Top


Other Resources on Fair Use

Top


Notes

Association of College and Research Libraries. (2010). Information literacy competency standards for higher education. Retrieved from http://www.ala.org/ala/mgrps/divs/acrl/standards/informationliteracycompetency.cfm

Atkins, D., Brown, J.S., and Hammond, A.L. (2007). A review of the Open Educational Resources (OER) movement: Achievements, challenges, and new opportunities. Retrieved from http://www.hewlett.org/uploads/files/Hewlett_OER_report.pdf

Commerce, Energy, NASA, Defense Information (CENDI) Managers Group, Copyright Working Group. (2008). Works created under a federal contract or grant. Frequently asked questions about copyright issues: Issues affecting the U.S. government. Retrieved from http://www.cendi.gov/publications/04-8copyright.pdf

Fishman, S. (2008). The copyright handbook: What every writer needs to know. Berkeley, CA: Nolo.

Harper, G.K. (2002). The TEACH Act Checklist. The Copyright Crash Course. Retrieved from http://copyright.lib.utexas.edu/teachact.html#checklist

Lehman, B.A. (1998). The Conference on Fair Use: Final report to the Commissioner on the conclusion of the Conference on Fair Use. Retrieved from http://www.uspto.gov/web/offices/dcom/olia/confu/confurep.pdf

Loren, L.P. (2000). The purpose of copyright. Open Spaces Quarterly, 2(1). Retrieved from http://www.open-spaces.com/

Lultschik, W.G. (2010). The rise of transformative use. Retrieved from http://cipcommunity.org/s/1039/images/editor_documents/Rise_Transformative_Use_Lultschik_2010Autumn.pdf

NOLO. (2010). The 'fair use' rule: When use of copyrighted material is acceptable. Retrieved from http://www.nolo.com/legal-encyclopedia/article-30100.html

United States Copyright Office. (2008). Copyright basics. (Circular 1). Retrieved from http://www.copyright.gov/circs/circ01.pdf

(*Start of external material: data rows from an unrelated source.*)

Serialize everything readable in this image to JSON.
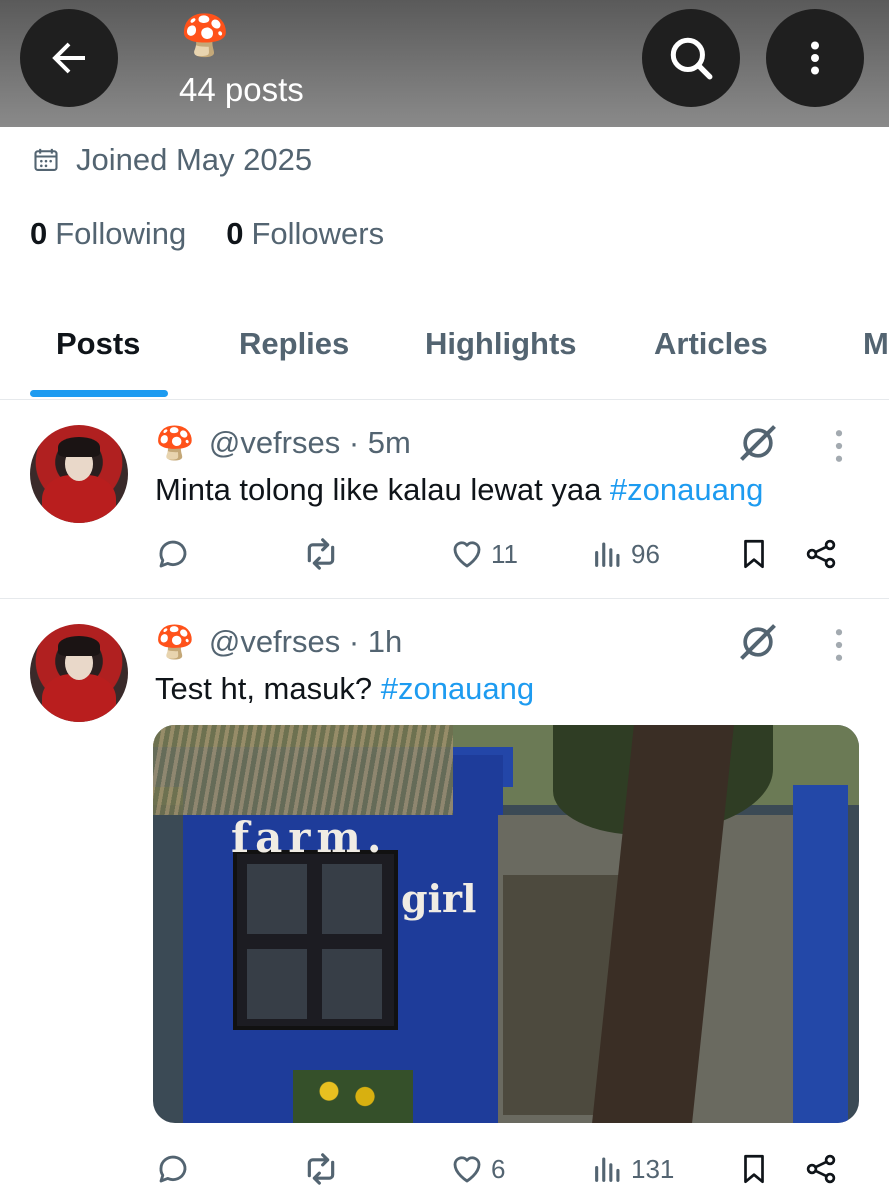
{
  "header": {
    "emoji": "🍄",
    "posts_count": "44 posts"
  },
  "profile": {
    "joined": "Joined May 2025",
    "following_count": "0",
    "following_label": "Following",
    "followers_count": "0",
    "followers_label": "Followers"
  },
  "tabs": [
    {
      "label": "Posts",
      "active": true
    },
    {
      "label": "Replies"
    },
    {
      "label": "Highlights"
    },
    {
      "label": "Articles"
    },
    {
      "label": "M"
    }
  ],
  "posts": [
    {
      "emoji": "🍄",
      "handle": "@vefrses",
      "time": "· 5m",
      "text": "Minta tolong like kalau lewat yaa ",
      "hashtag": "#zonauang",
      "likes": "11",
      "views": "96"
    },
    {
      "emoji": "🍄",
      "handle": "@vefrses",
      "time": "· 1h",
      "text": "Test ht, masuk? ",
      "hashtag": "#zonauang",
      "image_text_1": "farm.",
      "image_text_2": "girl",
      "likes": "6",
      "views": "131"
    }
  ],
  "colors": {
    "accent": "#1d9bf0",
    "secondary_text": "#536471",
    "primary_text": "#0f1419"
  }
}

United States Copyright Office. (2009). Reproduction of copyrighted works by educators and librarians. (Circular 21). Retrieved from http://www.copyright.gov/circs/circ21.pdf

United States Copyright Office. (2010). Fair use. (Circular FL-102). Retrieved from http://www.copyright.gov/fls/fl102.html

Top